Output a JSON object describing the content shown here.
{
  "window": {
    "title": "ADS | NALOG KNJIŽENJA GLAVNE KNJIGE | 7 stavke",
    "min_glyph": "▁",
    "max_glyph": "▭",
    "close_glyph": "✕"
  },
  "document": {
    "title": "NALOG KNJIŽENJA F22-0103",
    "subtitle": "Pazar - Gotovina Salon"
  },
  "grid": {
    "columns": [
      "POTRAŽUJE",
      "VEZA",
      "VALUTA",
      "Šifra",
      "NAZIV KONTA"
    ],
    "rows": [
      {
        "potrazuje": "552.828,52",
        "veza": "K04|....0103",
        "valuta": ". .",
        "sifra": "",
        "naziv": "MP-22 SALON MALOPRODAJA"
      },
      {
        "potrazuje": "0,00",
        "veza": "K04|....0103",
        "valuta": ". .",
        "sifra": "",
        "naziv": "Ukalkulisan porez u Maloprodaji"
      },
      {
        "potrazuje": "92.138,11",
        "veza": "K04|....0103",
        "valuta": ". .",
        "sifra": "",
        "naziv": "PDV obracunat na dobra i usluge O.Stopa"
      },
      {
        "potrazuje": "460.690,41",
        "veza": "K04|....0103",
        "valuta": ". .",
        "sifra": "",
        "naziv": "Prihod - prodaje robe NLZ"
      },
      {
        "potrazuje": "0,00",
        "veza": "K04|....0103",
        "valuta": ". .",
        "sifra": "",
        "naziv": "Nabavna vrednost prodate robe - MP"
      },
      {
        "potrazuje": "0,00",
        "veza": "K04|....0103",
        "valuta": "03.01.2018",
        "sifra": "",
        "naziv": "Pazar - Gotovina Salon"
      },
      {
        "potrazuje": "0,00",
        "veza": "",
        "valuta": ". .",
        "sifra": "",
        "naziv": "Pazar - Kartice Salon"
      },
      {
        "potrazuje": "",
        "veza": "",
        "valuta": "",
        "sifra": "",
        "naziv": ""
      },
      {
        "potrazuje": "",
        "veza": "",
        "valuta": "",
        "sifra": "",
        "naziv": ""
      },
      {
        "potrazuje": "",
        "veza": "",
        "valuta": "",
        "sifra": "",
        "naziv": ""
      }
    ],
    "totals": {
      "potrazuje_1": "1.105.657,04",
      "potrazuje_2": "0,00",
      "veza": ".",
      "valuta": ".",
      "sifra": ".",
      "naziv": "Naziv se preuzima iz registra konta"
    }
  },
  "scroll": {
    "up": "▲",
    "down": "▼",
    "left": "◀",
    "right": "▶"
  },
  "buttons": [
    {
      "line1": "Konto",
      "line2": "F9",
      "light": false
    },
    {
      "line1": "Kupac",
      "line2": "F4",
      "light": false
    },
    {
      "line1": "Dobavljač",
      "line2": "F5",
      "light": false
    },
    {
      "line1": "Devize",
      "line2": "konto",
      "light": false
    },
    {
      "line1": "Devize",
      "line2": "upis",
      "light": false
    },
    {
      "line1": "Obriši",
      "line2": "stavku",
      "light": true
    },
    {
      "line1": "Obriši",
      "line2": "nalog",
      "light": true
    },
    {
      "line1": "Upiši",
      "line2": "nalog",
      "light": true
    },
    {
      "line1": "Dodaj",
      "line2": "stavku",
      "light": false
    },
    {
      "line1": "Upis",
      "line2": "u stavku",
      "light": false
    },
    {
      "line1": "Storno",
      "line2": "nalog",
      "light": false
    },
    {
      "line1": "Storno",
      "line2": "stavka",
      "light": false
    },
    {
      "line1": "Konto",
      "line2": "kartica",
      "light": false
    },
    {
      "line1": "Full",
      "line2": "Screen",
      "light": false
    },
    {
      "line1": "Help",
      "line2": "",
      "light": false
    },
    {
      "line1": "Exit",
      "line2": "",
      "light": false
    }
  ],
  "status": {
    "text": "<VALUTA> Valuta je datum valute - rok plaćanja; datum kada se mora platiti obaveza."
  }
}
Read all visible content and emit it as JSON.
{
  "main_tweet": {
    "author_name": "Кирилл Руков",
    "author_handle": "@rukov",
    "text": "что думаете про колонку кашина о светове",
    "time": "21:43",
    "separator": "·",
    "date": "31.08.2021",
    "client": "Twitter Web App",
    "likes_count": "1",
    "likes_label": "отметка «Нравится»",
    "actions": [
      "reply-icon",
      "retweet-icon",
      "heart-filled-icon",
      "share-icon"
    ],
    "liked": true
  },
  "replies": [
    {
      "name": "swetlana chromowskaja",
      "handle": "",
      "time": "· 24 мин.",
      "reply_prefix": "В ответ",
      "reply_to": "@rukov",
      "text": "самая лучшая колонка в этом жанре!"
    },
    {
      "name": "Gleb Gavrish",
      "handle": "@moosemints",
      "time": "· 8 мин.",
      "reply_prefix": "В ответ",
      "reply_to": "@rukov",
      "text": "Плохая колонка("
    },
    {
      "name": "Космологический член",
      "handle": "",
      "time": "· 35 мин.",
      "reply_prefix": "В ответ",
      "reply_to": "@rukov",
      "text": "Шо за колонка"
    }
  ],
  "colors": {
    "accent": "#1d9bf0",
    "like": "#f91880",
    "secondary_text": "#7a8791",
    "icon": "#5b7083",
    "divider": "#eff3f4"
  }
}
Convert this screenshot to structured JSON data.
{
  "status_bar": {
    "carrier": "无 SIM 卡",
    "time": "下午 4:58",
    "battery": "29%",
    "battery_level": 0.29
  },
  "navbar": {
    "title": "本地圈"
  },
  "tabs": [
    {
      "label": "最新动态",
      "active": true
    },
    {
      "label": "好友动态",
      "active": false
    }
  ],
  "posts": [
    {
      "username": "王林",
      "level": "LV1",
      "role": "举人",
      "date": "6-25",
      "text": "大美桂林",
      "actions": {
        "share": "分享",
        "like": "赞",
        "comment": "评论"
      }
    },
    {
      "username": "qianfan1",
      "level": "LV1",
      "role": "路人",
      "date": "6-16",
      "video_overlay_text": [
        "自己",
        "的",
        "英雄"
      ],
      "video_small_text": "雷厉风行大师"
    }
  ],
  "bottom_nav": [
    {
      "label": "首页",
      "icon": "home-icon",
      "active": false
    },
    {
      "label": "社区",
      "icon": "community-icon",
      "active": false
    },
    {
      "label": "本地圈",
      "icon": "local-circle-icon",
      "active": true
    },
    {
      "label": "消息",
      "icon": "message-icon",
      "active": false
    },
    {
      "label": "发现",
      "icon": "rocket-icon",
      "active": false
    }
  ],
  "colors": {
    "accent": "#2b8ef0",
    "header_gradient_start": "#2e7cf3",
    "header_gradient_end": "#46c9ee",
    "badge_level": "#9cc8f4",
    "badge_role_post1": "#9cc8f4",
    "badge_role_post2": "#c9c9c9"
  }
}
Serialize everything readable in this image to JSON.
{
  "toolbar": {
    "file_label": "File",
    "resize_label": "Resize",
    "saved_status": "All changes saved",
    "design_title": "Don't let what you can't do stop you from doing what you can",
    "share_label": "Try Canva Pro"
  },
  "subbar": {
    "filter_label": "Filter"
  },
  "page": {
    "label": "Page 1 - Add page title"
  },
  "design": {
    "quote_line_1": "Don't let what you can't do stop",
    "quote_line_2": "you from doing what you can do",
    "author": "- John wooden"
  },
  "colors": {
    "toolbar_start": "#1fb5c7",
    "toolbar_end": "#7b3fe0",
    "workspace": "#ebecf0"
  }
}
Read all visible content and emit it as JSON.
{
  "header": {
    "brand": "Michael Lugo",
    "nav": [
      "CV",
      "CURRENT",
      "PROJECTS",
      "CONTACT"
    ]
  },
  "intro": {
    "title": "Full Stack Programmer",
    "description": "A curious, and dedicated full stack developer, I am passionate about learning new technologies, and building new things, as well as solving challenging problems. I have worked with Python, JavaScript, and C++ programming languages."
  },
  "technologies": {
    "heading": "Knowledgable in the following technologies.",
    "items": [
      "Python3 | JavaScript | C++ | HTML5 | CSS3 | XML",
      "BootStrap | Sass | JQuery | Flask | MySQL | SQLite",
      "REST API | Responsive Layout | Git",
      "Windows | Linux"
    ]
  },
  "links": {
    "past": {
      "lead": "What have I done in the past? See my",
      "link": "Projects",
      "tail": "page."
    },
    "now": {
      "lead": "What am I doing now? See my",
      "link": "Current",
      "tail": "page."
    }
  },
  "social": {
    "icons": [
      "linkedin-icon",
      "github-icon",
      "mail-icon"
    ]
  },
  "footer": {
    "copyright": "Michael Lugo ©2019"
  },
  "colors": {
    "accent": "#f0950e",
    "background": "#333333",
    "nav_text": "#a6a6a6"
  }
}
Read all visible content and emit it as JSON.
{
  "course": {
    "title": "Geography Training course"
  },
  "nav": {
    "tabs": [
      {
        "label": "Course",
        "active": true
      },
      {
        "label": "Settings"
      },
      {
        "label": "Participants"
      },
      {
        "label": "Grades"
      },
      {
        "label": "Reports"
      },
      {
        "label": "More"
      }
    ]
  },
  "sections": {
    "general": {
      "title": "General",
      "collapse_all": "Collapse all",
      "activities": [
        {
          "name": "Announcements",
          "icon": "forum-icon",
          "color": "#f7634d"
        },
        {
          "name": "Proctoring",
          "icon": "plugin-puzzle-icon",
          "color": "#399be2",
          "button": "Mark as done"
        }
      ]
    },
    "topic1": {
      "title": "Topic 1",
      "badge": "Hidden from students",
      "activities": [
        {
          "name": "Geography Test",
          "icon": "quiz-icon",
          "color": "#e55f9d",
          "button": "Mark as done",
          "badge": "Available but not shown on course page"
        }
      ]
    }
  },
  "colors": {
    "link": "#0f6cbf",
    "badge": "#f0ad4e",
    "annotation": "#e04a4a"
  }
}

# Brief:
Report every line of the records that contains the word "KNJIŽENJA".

# Exercise response:
    "title": "ADS | NALOG KNJIŽENJA GLAVNE KNJIGE | 7 stavke",
    "title": "NALOG KNJIŽENJA F22-0103",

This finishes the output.